The first thing we need to do is create a
secure database to store our passwords. To do so, click File > New. Navigate
to the USB memory stick, name the database if you like, and click 'Save'.
A new window appears. Enter a password in
the ‘Master password' input box. This is the password that will be used to
encrypt the database and is the only one you'll need to remember. Make this as
long and as varied as possible (see 'Avoiding password entropy'(right) for
reasons why, and how to generate a memorable one). As you enter the password,
KeePass will calculate its strength. Enter the password into the 'Repeat password'
box then click 'OK'.
A new window appears allowing you to
configure various database settings. The defaults should be fine for the
moment, so simply click 'OK' to continue.
The main window changes to show two example
password and username pairings. KeePass refers to these as 'entries'. In the
left-hand pane are convenient groups into which your passwords will fall. You
can rename these, delete them or create new ones by right-clicking this pane.
You can make KeePass fill login
credentials automatically by setting up the Auto-type facility. It's quick and
convenient, saving you time and effort
Adding a password to KeePass lets you
assess its strength
Avoiding password entropy
Currently, some of the strongest passwords
you can create consist of the initial letters of every word in a line from your
favourite song or poem. This makes them very easy to remember and long, but far
more random than using full words. It's all to do with a property of passwords
In information theory and cryptography,
entropy defines a precise mathematical measure involving password complexity
and length. The entropy of a password is therefore a good indication of how
difficult it is to crack. The implication is that the more possible characters
that can occupy any position in the password, and the longer the password, the
Think of it this way: if you have an
eight-digit password and each digit is a byte, then you have 64 bits that have
to be repeatedly tested to see whether they are the correct patterns of ones or
zeros. This represents 264 combinations (18,446,744,073,709, 551,616 in total).
Cryptographers say that the password has 64 bits of entropy. However, because
of the way password crackers work, if your password has two consecutive digits
the same, the entropy decreases.
You can test the entropy of a password
using free toots such as the online Haystack Calculator from Gibson Research
Corporation (http:// bit.ly/lq JSIJ). It will help you select passwords that
can only be cracked after an exhaustive search through huge numbers of
possibilities. In other words, it helps you discover how big a conceptual
haystack of possibilities your password is hiding in, hence the name of the
Discover the strength of your

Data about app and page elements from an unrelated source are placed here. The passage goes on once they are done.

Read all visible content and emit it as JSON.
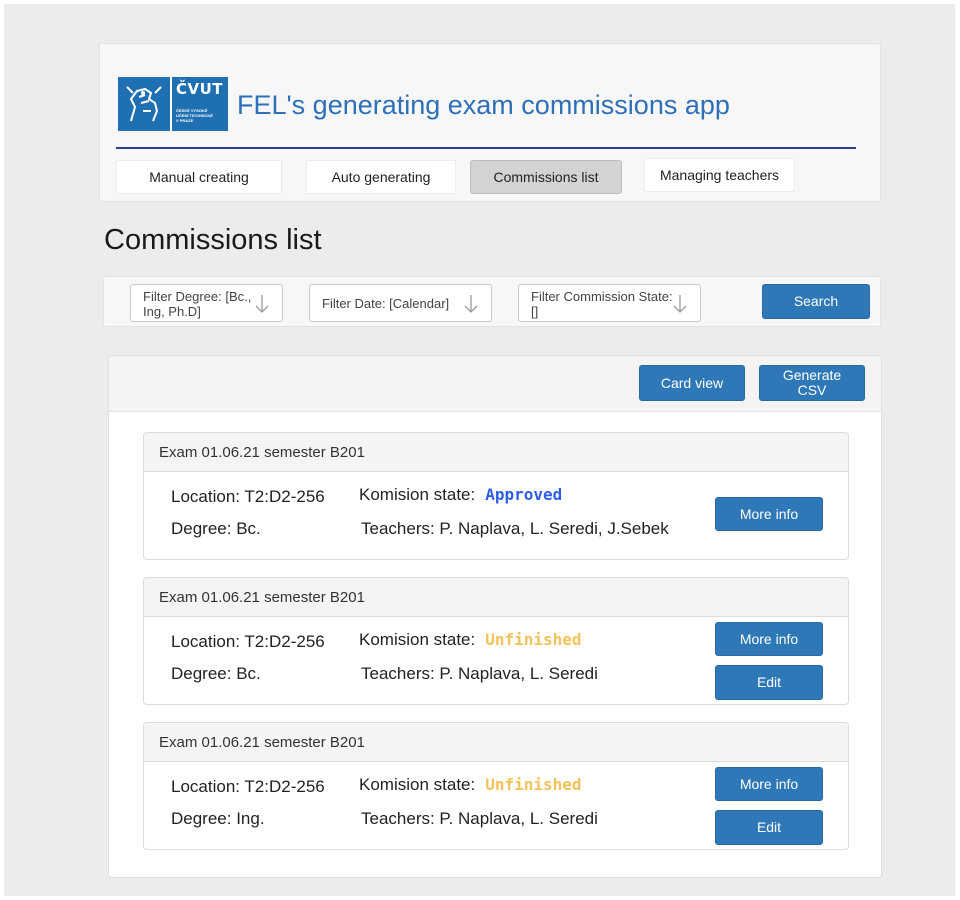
{
  "logo": {
    "name": "ČVUT",
    "sub": [
      "ČESKÉ VYSOKÉ",
      "UČENÍ TECHNICKÉ",
      "V PRAZE"
    ]
  },
  "header": {
    "title": "FEL's generating exam commissions app"
  },
  "tabs": [
    {
      "label": "Manual creating"
    },
    {
      "label": "Auto generating"
    },
    {
      "label": "Commissions list",
      "active": true
    },
    {
      "label": "Managing teachers"
    }
  ],
  "page": {
    "title": "Commissions list"
  },
  "filters": {
    "degree": "Filter Degree: [Bc., Ing, Ph.D]",
    "date": "Filter Date: [Calendar]",
    "state": "Filter Commission State: []",
    "search_label": "Search"
  },
  "toolbar": {
    "card_view": "Card view",
    "generate_csv": "Generate CSV"
  },
  "commissions": [
    {
      "title": "Exam 01.06.21 semester B201",
      "location": "Location: T2:D2-256",
      "state_label": "Komision state:",
      "state": "Approved",
      "degree": "Degree: Bc.",
      "teachers": "Teachers: P. Naplava, L. Seredi, J.Sebek",
      "more_info": "More info"
    },
    {
      "title": "Exam 01.06.21 semester B201",
      "location": "Location: T2:D2-256",
      "state_label": "Komision state:",
      "state": "Unfinished",
      "degree": "Degree: Bc.",
      "teachers": "Teachers: P. Naplava, L. Seredi",
      "more_info": "More info",
      "edit": "Edit"
    },
    {
      "title": "Exam 01.06.21 semester B201",
      "location": "Location: T2:D2-256",
      "state_label": "Komision state:",
      "state": "Unfinished",
      "degree": "Degree: Ing.",
      "teachers": "Teachers: P. Naplava, L. Seredi",
      "more_info": "More info",
      "edit": "Edit"
    }
  ],
  "colors": {
    "accent": "#2f78b8",
    "title_blue": "#2d6fb8",
    "approved": "#2e5de8",
    "unfinished": "#f3c25a"
  }
}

password by checking how much entropy it contains
Purge passwords from web browsers
Firefox is considered to be more secure
than Internet Explorer, but is this true in all cases? The following hack

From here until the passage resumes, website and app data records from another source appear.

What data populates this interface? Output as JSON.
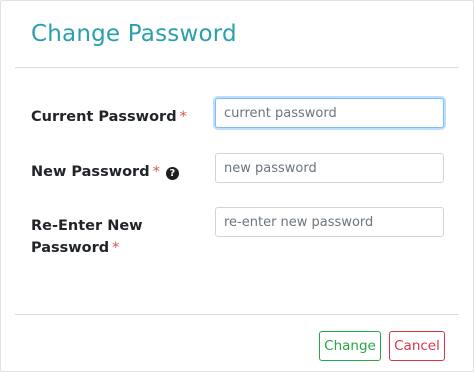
{
  "dialog": {
    "title": "Change Password",
    "fields": [
      {
        "label": "Current Password",
        "required_mark": "*",
        "placeholder": "current password",
        "value": ""
      },
      {
        "label": "New Password",
        "required_mark": "*",
        "help_icon": "question-circle-icon",
        "placeholder": "new password",
        "value": ""
      },
      {
        "label_line1": "Re-Enter New",
        "label_line2": "Password",
        "required_mark": "*",
        "placeholder": "re-enter new password",
        "value": ""
      }
    ],
    "buttons": {
      "change": "Change",
      "cancel": "Cancel"
    }
  },
  "colors": {
    "title": "#2a9fae",
    "required": "#d9534f",
    "change": "#28a745",
    "cancel": "#dc3545",
    "focus": "#80bdff"
  }
}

Bet a Firefox user that you can log into
any of their web accounts. Flave them look away and then click on the orange
Firefox pull-down tab at the top left. Select 'Options' and click the
'Security' tab in the resulting window. Click the 'Saved passwords' button, and
a long list of saved websites and usernames appears. Click ‘Show passwords' and
confirm your action, and these also appear. Select one, then right-click and
select 'Copy password’. Surf to the relevant website, enter the appropriate
username, paste in the password and log in. Internet Explorer doesn't let you
see individual passwords, but password recovery tools, such as PassView
In Firefox, you can unclick 'Remember
passwords for sites' on the Security Options tab and add some exceptions, but
this still isn’t very secure. You can add a master password that will lock
those stored passwords, which is a better option.
In Internet Explorer 8, you can remove
passwords as follows. Open the Control Panel and click User accounts and family
safety > User Accounts, then click 'Manage your credentials'. Select a
credential and either click 'Edit' to change its details, or click ‘Remove from
vault' to delete it.
Uncovering passwords in Firefox is
easy and can lead to some embarrassing situations